»»
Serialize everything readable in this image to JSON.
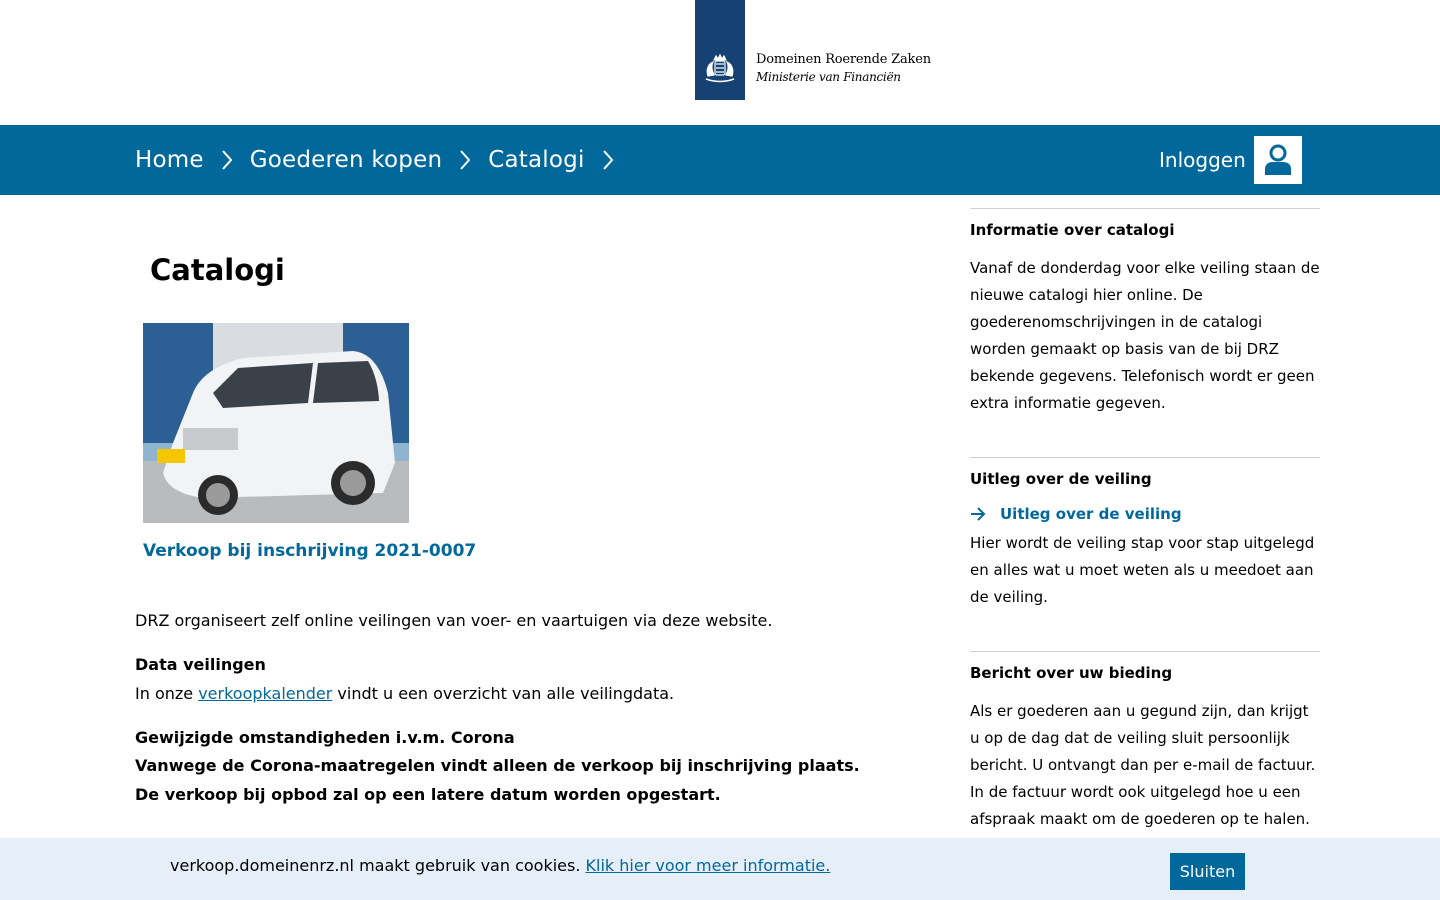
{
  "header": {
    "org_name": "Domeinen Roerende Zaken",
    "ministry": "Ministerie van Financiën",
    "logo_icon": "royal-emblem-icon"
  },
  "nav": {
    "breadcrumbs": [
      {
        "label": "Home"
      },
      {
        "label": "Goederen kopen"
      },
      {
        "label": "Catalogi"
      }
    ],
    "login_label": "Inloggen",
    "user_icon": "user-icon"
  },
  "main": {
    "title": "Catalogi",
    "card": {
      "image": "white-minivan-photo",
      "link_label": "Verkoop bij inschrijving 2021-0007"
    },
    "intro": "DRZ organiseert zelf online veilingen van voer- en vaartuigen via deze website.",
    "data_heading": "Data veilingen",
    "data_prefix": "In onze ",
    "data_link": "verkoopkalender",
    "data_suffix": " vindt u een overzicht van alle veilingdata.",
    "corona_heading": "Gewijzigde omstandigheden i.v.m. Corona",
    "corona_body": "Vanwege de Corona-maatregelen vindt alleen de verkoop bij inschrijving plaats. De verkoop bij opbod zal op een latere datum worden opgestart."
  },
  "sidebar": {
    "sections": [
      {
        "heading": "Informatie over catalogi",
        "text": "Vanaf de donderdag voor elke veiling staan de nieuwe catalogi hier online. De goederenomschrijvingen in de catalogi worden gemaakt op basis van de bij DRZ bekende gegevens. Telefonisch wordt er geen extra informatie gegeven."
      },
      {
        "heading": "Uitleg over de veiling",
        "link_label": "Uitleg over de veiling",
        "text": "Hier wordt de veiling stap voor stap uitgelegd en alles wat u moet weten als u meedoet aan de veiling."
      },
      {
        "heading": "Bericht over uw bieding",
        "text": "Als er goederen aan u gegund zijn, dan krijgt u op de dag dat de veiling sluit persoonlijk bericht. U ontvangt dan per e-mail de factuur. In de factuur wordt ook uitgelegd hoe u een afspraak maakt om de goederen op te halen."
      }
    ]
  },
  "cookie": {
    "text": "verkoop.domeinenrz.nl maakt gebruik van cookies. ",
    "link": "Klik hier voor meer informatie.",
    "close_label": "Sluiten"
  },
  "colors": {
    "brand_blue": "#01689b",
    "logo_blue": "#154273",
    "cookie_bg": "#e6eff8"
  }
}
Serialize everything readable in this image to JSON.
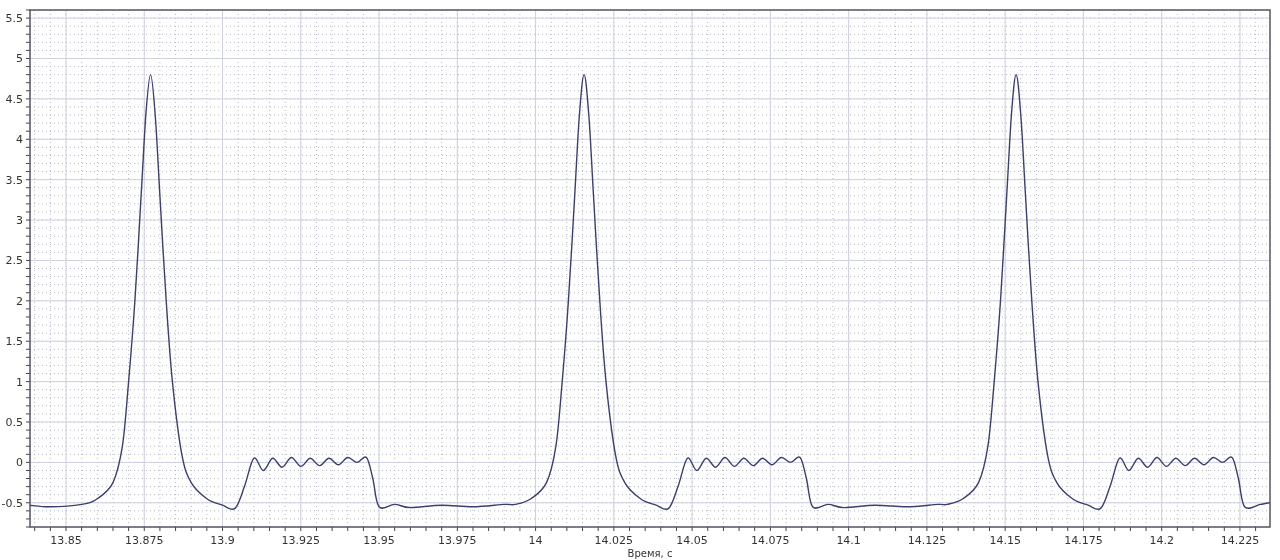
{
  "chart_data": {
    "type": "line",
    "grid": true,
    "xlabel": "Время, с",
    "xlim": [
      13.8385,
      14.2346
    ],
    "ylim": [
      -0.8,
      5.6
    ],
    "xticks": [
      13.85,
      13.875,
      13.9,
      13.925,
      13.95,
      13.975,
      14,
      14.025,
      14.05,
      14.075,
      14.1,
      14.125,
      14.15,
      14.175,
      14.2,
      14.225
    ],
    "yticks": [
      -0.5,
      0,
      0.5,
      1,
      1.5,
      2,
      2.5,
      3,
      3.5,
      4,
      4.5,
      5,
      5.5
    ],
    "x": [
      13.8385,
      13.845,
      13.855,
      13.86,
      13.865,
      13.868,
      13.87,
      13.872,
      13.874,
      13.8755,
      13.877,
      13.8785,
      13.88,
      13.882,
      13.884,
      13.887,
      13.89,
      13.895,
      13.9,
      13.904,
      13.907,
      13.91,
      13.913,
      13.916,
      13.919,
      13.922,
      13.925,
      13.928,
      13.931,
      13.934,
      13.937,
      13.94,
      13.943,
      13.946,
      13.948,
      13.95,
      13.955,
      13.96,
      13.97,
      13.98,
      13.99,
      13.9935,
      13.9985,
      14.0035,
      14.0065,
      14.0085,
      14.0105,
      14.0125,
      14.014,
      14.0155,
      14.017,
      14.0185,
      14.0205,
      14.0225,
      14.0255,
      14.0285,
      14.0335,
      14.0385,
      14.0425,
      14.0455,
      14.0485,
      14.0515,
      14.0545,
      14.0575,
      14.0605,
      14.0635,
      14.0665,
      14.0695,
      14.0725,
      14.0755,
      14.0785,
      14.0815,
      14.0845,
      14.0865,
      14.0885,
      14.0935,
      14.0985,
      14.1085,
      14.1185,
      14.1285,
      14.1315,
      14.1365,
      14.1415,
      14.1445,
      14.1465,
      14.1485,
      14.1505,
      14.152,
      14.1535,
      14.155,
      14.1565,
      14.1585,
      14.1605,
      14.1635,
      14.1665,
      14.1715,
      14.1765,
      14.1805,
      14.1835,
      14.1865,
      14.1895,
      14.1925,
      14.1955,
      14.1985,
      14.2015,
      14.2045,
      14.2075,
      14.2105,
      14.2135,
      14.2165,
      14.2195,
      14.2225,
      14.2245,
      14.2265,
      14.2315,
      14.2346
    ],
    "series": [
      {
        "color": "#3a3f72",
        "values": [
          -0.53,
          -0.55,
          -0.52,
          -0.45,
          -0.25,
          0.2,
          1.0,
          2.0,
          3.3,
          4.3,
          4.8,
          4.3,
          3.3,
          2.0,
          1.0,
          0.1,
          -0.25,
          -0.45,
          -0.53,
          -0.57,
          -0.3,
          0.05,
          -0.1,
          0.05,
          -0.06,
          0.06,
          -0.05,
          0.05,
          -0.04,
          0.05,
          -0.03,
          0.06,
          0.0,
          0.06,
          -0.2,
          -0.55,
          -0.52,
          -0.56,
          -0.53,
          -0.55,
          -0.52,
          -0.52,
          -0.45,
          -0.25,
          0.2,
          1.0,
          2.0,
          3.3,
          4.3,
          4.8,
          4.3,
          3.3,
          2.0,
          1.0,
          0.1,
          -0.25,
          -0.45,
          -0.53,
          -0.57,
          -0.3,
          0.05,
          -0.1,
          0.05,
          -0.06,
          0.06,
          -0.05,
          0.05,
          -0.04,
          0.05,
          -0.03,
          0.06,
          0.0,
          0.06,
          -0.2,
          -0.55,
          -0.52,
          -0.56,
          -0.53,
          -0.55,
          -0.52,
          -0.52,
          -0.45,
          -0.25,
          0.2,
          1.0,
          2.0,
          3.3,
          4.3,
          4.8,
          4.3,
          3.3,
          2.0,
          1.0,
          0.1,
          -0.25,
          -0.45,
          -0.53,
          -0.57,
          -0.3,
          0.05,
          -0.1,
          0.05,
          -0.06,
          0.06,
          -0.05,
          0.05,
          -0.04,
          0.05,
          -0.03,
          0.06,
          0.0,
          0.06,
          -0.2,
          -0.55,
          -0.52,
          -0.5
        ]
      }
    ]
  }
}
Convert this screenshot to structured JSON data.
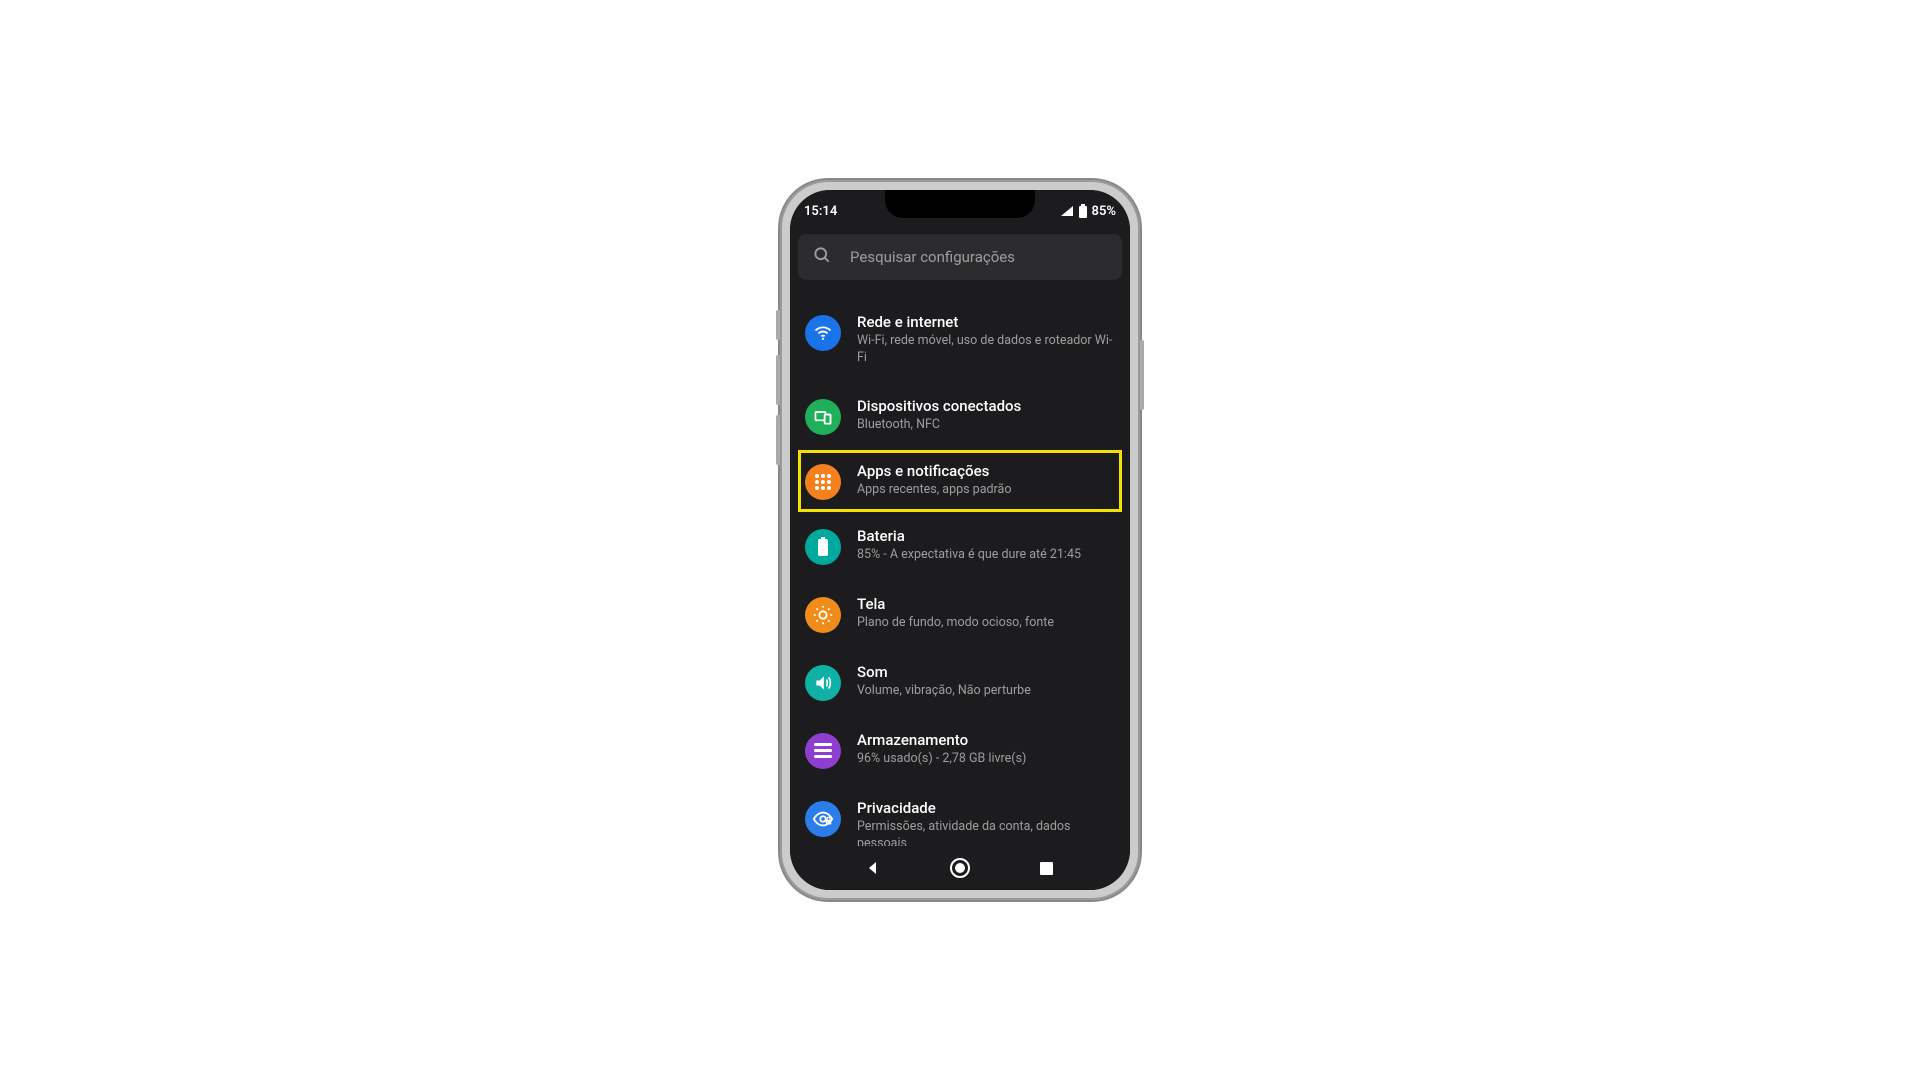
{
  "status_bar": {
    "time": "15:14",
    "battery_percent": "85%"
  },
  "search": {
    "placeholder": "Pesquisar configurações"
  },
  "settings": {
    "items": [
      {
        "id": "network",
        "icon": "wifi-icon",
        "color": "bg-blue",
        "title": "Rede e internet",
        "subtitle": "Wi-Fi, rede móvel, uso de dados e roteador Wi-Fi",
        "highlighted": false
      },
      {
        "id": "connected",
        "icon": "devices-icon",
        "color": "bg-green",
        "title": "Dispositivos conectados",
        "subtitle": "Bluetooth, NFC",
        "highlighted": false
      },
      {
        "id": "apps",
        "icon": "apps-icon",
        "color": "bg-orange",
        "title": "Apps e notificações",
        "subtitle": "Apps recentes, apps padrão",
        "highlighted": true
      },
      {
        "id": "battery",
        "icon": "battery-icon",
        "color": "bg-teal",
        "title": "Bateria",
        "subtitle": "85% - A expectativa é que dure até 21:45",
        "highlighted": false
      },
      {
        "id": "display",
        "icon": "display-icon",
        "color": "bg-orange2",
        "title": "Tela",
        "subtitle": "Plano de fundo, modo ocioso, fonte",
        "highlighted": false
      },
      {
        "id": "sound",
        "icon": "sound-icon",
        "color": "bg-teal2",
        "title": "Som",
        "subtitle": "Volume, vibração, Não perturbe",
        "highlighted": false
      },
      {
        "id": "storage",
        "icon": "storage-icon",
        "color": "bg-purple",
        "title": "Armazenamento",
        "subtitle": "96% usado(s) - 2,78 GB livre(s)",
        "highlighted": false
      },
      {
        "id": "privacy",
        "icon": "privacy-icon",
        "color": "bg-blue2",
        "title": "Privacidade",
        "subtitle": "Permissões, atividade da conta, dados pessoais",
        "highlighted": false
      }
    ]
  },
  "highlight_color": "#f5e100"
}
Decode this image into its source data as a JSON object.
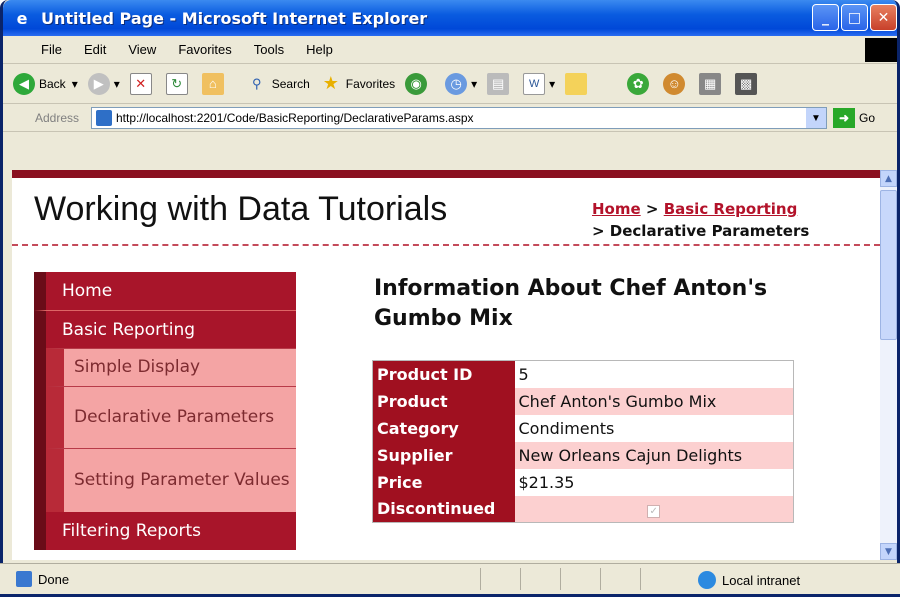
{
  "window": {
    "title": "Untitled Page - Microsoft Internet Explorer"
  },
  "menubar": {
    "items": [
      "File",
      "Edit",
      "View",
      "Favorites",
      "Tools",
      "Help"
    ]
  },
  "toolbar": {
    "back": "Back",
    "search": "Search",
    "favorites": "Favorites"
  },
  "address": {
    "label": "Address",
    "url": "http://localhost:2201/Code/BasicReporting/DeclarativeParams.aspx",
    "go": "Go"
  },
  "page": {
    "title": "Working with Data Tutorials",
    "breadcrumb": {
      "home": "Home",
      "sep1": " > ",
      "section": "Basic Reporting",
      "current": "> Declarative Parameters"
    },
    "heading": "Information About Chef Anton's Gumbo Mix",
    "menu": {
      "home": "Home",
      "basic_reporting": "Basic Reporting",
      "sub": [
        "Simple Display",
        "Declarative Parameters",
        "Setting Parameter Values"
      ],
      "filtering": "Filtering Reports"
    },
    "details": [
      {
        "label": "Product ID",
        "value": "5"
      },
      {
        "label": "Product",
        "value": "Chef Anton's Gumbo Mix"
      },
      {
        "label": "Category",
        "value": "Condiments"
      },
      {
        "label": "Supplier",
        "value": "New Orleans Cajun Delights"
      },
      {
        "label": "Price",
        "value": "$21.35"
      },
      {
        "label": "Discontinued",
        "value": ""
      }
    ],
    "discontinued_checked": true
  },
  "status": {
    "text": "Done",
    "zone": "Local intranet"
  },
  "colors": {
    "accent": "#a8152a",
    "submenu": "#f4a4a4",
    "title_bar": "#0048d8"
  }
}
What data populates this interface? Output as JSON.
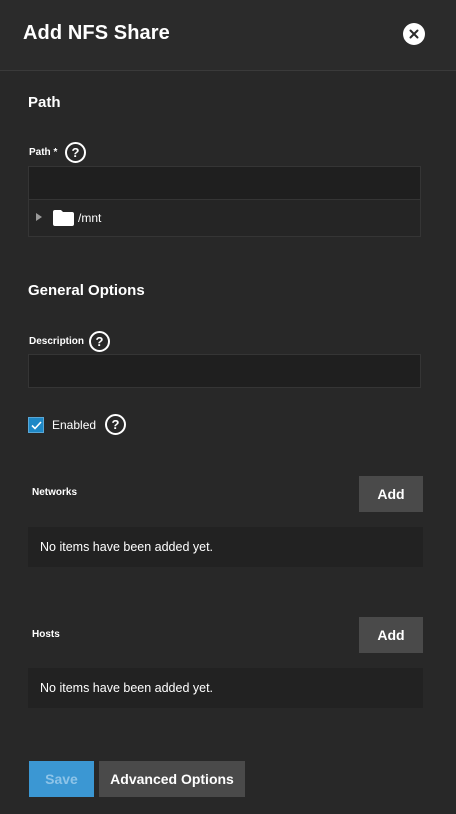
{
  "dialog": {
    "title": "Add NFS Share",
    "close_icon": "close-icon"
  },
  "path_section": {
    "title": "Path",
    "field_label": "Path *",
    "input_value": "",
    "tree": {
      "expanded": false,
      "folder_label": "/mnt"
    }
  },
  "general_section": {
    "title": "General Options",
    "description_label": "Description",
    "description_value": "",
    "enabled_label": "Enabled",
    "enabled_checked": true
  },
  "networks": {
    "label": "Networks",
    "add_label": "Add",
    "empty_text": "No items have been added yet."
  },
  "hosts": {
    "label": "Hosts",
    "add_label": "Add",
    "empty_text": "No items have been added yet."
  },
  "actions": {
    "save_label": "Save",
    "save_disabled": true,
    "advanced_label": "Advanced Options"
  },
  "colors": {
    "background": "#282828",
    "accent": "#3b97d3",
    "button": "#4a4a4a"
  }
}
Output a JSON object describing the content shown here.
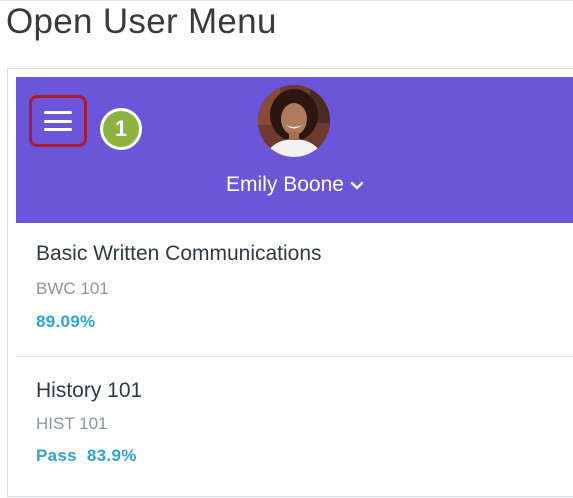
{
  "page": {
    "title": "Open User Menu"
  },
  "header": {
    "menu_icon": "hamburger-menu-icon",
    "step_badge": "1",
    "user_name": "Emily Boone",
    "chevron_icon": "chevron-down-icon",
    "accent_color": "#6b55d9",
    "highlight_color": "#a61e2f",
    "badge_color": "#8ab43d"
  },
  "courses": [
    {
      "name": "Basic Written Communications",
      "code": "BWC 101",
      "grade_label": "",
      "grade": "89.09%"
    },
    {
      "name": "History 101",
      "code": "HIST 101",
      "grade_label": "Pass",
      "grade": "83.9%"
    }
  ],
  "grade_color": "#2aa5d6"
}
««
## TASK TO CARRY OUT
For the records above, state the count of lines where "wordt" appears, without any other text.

## SOLUTION FOR THIS TASK
3